SAN DIEGO (CBS 8) -- When you build a home addition, you have to foot the bill for building permits and pay your fair share of property taxes. The law is supposed to apply to everybody.
But San Diego County Supervisor Bill Horn still hasn't completed his building permits on home construction projects he began more than a decade ago.
It has been six years since CBS News 8 investigated building permits on Supervisor Horn’s ranch on West Lilac Road in Valley Center.
Horn constructed two room additions onto his garage – totaling more than 800 square feet – without getting the required permits.
His now-collapsed driveway retaining wall and water pump house also were built without permits, according to county inspection records.
Horn initially said he was going to fix the problem. “It may take several months to get the necessary permits and I apologize to my constituents,” he wrote in a 2010 statement to CBS News 8.
But that was six years ago and his building permits still are not complete.
“It certainly raises the specter of an ethical issue that should be reviewed properly,” said Mark Jackson, a member of the Valley Center Community Planning Group.
Jackson offered his personal opinion about Bill Horn's incomplete permits.
“The requirement for any homeowner in the county is if you're going to make an improvement you file a permit, you get inspections, and you get it done in a timely manner,” explained Jackson.

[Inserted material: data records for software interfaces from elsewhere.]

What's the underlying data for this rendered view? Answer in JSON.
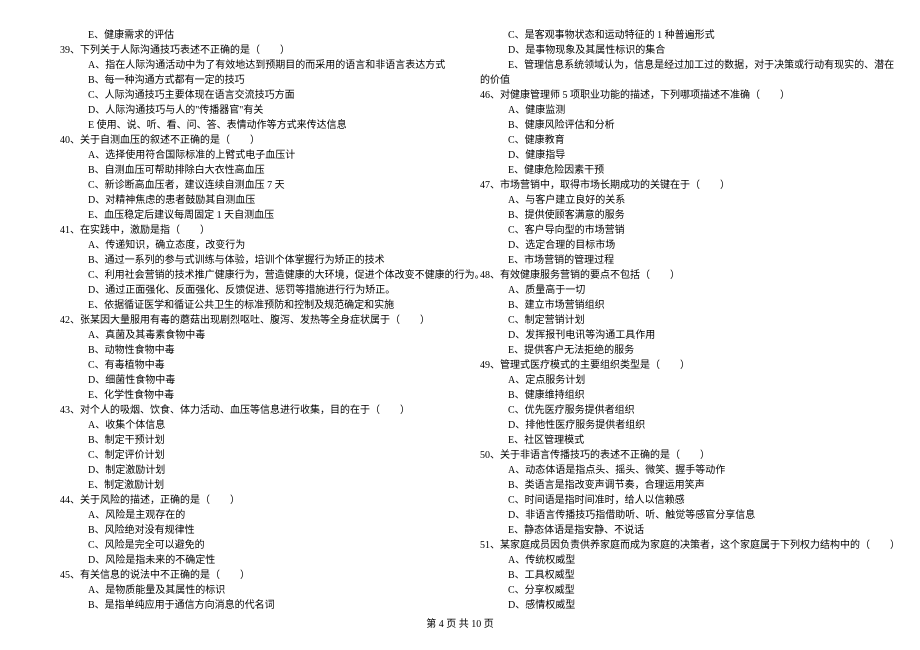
{
  "footer": "第 4 页 共 10 页",
  "left": {
    "pre_opt": "E、健康需求的评估",
    "q39": {
      "stem": "39、下列关于人际沟通技巧表述不正确的是（　　）",
      "A": "A、指在人际沟通活动中为了有效地达到预期目的而采用的语言和非语言表达方式",
      "B": "B、每一种沟通方式都有一定的技巧",
      "C": "C、人际沟通技巧主要体现在语言交流技巧方面",
      "D": "D、人际沟通技巧与人的\"传播器官\"有关",
      "E": "E 使用、说、听、看、问、答、表情动作等方式来传达信息"
    },
    "q40": {
      "stem": "40、关于自测血压的叙述不正确的是（　　）",
      "A": "A、选择使用符合国际标准的上臂式电子血压计",
      "B": "B、自测血压可帮助排除白大衣性高血压",
      "C": "C、新诊断高血压者，建议连续自测血压 7 天",
      "D": "D、对精神焦虑的患者鼓励其自测血压",
      "E": "E、血压稳定后建议每周固定 1 天自测血压"
    },
    "q41": {
      "stem": "41、在实践中，激励是指（　　）",
      "A": "A、传递知识，确立态度，改变行为",
      "B": "B、通过一系列的参与式训练与体验，培训个体掌握行为矫正的技术",
      "C": "C、利用社会营销的技术推广健康行为，营造健康的大环境，促进个体改变不健康的行为。",
      "D": "D、通过正面强化、反面强化、反馈促进、惩罚等措施进行行为矫正。",
      "E": "E、依据循证医学和循证公共卫生的标准预防和控制及规范确定和实施"
    },
    "q42": {
      "stem": "42、张某因大量服用有毒的蘑菇出现剧烈呕吐、腹泻、发热等全身症状属于（　　）",
      "A": "A、真菌及其毒素食物中毒",
      "B": "B、动物性食物中毒",
      "C": "C、有毒植物中毒",
      "D": "D、细菌性食物中毒",
      "E": "E、化学性食物中毒"
    },
    "q43": {
      "stem": "43、对个人的吸烟、饮食、体力活动、血压等信息进行收集，目的在于（　　）",
      "A": "A、收集个体信息",
      "B": "B、制定干预计划",
      "C": "C、制定评价计划",
      "D": "D、制定激励计划",
      "E": "E、制定激励计划"
    },
    "q44": {
      "stem": "44、关于风险的描述，正确的是（　　）",
      "A": "A、风险是主观存在的",
      "B": "B、风险绝对没有规律性",
      "C": "C、风险是完全可以避免的",
      "D": "D、风险是指未来的不确定性"
    },
    "q45": {
      "stem": "45、有关信息的说法中不正确的是（　　）",
      "A": "A、是物质能量及其属性的标识",
      "B": "B、是指单纯应用于通信方向消息的代名词"
    }
  },
  "right": {
    "q45cont": {
      "C": "C、是客观事物状态和运动特征的 1 种普遍形式",
      "D": "D、是事物现象及其属性标识的集合",
      "E": "E、管理信息系统领域认为，信息是经过加工过的数据，对于决策或行动有现实的、潜在",
      "Econt": "的价值"
    },
    "q46": {
      "stem": "46、对健康管理师 5 项职业功能的描述，下列哪项描述不准确（　　）",
      "A": "A、健康监测",
      "B": "B、健康风险评估和分析",
      "C": "C、健康教育",
      "D": "D、健康指导",
      "E": "E、健康危险因素干预"
    },
    "q47": {
      "stem": "47、市场营销中，取得市场长期成功的关键在于（　　）",
      "A": "A、与客户建立良好的关系",
      "B": "B、提供使顾客满意的服务",
      "C": "C、客户导向型的市场营销",
      "D": "D、选定合理的目标市场",
      "E": "E、市场营销的管理过程"
    },
    "q48": {
      "stem": "48、有效健康服务营销的要点不包括（　　）",
      "A": "A、质量高于一切",
      "B": "B、建立市场营销组织",
      "C": "C、制定营销计划",
      "D": "D、发挥报刊电讯等沟通工具作用",
      "E": "E、提供客户无法拒绝的服务"
    },
    "q49": {
      "stem": "49、管理式医疗模式的主要组织类型是（　　）",
      "A": "A、定点服务计划",
      "B": "B、健康维持组织",
      "C": "C、优先医疗服务提供者组织",
      "D": "D、排他性医疗服务提供者组织",
      "E": "E、社区管理模式"
    },
    "q50": {
      "stem": "50、关于非语言传播技巧的表述不正确的是（　　）",
      "A": "A、动态体语是指点头、摇头、微笑、握手等动作",
      "B": "B、类语言是指改变声调节奏，合理运用笑声",
      "C": "C、时间语是指时间准时，给人以信赖感",
      "D": "D、非语言传播技巧指借助听、听、触觉等感官分享信息",
      "E": "E、静态体语是指安静、不说话"
    },
    "q51": {
      "stem": "51、某家庭成员因负责供养家庭而成为家庭的决策者，这个家庭属于下列权力结构中的（　　）",
      "A": "A、传统权威型",
      "B": "B、工具权威型",
      "C": "C、分享权威型",
      "D": "D、感情权威型"
    }
  }
}
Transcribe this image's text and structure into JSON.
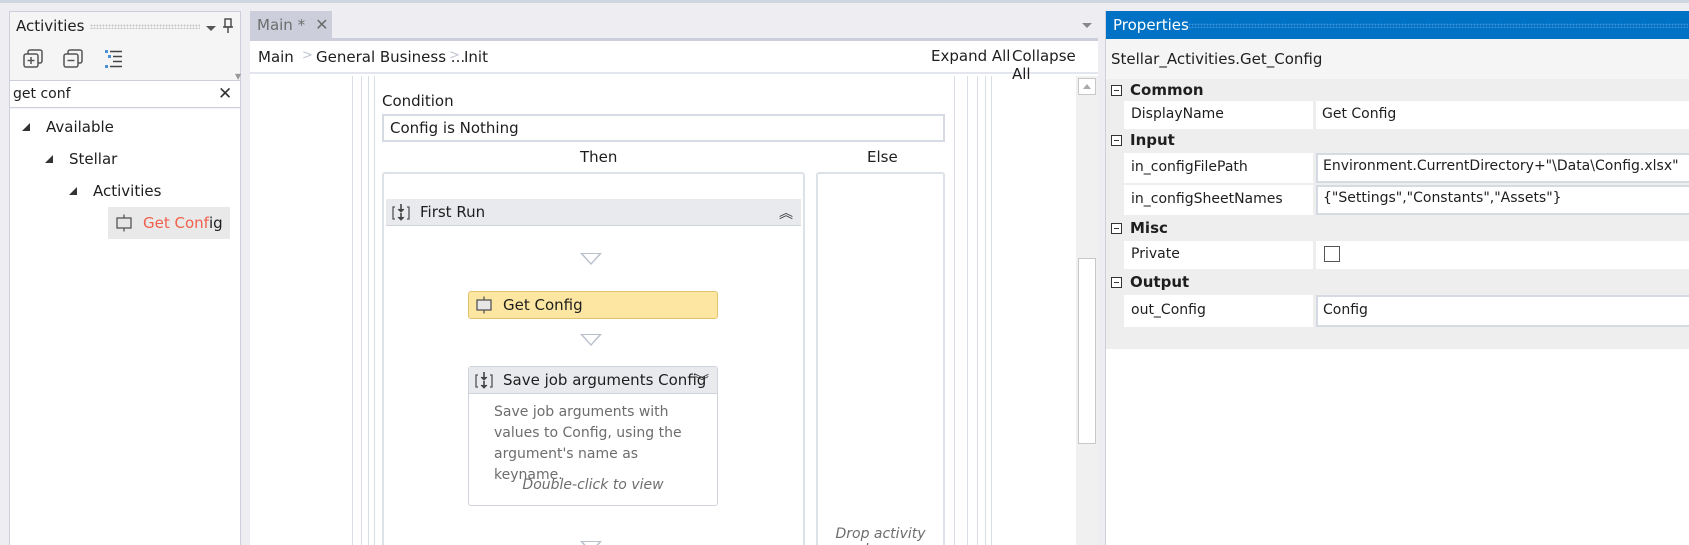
{
  "activities_panel": {
    "title": "Activities",
    "toolbar": [
      {
        "name": "expand-all-icon",
        "label": "Expand All"
      },
      {
        "name": "collapse-all-icon",
        "label": "Collapse All"
      },
      {
        "name": "show-tree-icon",
        "label": "Show Tree"
      }
    ],
    "search": {
      "value": "get conf",
      "placeholder": ""
    },
    "tree": {
      "available": "Available",
      "stellar": "Stellar",
      "activities": "Activities",
      "result_match": "Get Conf",
      "result_rest": "ig"
    }
  },
  "document_tab": {
    "label": "Main *",
    "close": "✕"
  },
  "designer": {
    "breadcrumb": [
      "Main",
      "General Business ...",
      "Init"
    ],
    "breadcrumb_sep": ">",
    "expand_all": "Expand All",
    "collapse_all": "Collapse All",
    "condition_label": "Condition",
    "condition_value": "Config is Nothing",
    "then_label": "Then",
    "else_label": "Else",
    "sequence_title": "First Run",
    "get_config_activity": "Get Config",
    "save_job_title": "Save job arguments Config",
    "save_job_description": "Save job arguments with values to Config, using the argument's name as keyname.",
    "save_job_hint": "Double-click to view",
    "else_drop_hint": "Drop activity here"
  },
  "properties": {
    "title": "Properties",
    "subject": "Stellar_Activities.Get_Config",
    "categories": {
      "common": {
        "label": "Common",
        "rows": [
          {
            "name": "DisplayName",
            "value": "Get Config"
          }
        ]
      },
      "input": {
        "label": "Input",
        "rows": [
          {
            "name": "in_configFilePath",
            "value": "Environment.CurrentDirectory+\"\\Data\\Config.xlsx\""
          },
          {
            "name": "in_configSheetNames",
            "value": "{\"Settings\",\"Constants\",\"Assets\"}"
          }
        ]
      },
      "misc": {
        "label": "Misc",
        "rows": [
          {
            "name": "Private",
            "checked": false
          }
        ]
      },
      "output": {
        "label": "Output",
        "rows": [
          {
            "name": "out_Config",
            "value": "Config"
          }
        ]
      }
    }
  },
  "colors": {
    "properties_header": "#0072c6",
    "selected_activity": "#fde6a1",
    "search_highlight": "#f0604c"
  }
}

In the wake of CBS News 8’s 2010 investigation, Supervisor Horn did file for the required building permits and he paid thousands of dollars in back taxes when his property was reassessed.
But as soon as the controversy died down, Horn let his building permits expire in 2014 and he never brought his construction up to code, records show.
Horn declined to be interviewed on camera for this report but issued a short written statement via email.
"This is work in progress,” Supervisor Horn wrote. “I am not in violation. Assessments and property taxes are current and paid in full."
No code enforcement action has been taken against Supervisor Horn.
San Diego County Planning and Development Services recently inspected the property in response to a code enforcement complaint and found no safety concerns.
Planning department spokesperson Alex Bell emailed CBS News 8 the following statement regarding the inspection of Horn’s ranch:
“On April 22, 2016, staff from Planning and Development Services visited the site. Staff found the building to be in the same condition as the last inspection; there are no immediate safety concerns. The driveway is considered an existing driveway, therefore there are no requirements to upgrade or widen the driveway to current County standards.
A codes case was not opened, as the expiration of permits does not activate a code enforcement case. It would become a code enforcement case if there were safety concerns, or if we learn the property owner is continuing to construct without renewing his or her permits.”